Expand homeownership or achieve returns for the shareholders? That was the balancing act that ultimately toppled government housing firms Fannie Mae
What of the taxpayer-shareholders?
The trouble is, those measures could end up costing the new shareholders -- and under the new financial order, that’s the U.S. taxpayer.
The bright side is that taking steps to avoid foreclosure can be a rational economic course of action, if private-sector banks (is there any such thing anymore?) are any example. Homes that are in foreclosure lose value more quickly than those that remain inhabited, for example.
Things aren’t getting simpler for bank investors
A financial crisis typically creates superb investing opportunities among financial stocks. However, a fluid regulatory environment and the extent of government intervention require that investors be extra cautious when navigating waters that have become increasingly murky.
What now? The Motley Fool is here to answer your questions about this financial crisis. Send us an email at AsktheFool@fool.com, and check back at Fool.com as we answer your questions and cover the latest on the Panic of 2008.
Alex Dumortier, CFA, has a beneficial interest in Wells Fargo but not in any of the other companies mentioned in this article. JPMorgan Chase and Bank of America are Motley Fool Income Investor selections.
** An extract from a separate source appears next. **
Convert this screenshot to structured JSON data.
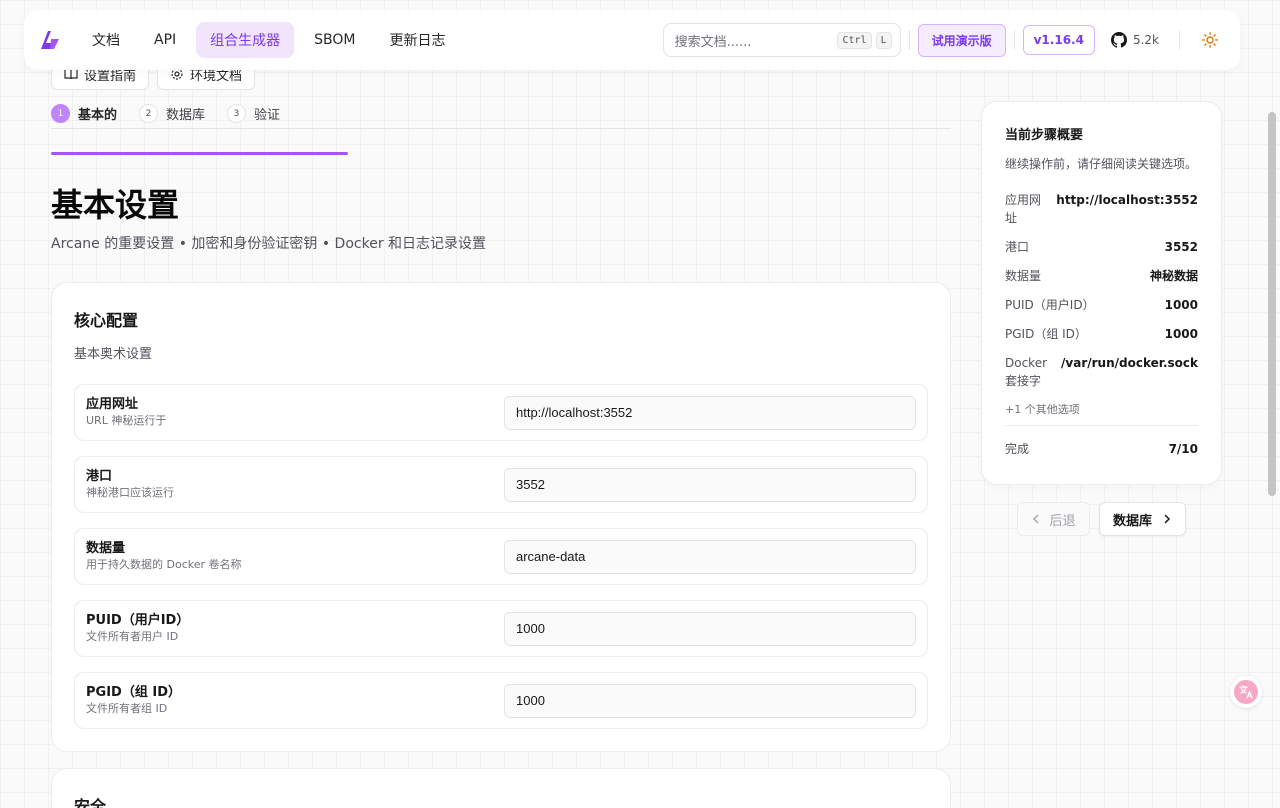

Try any of our Foolish newsletters today, free for 30 days. The Motley Fool has a disclosure policy.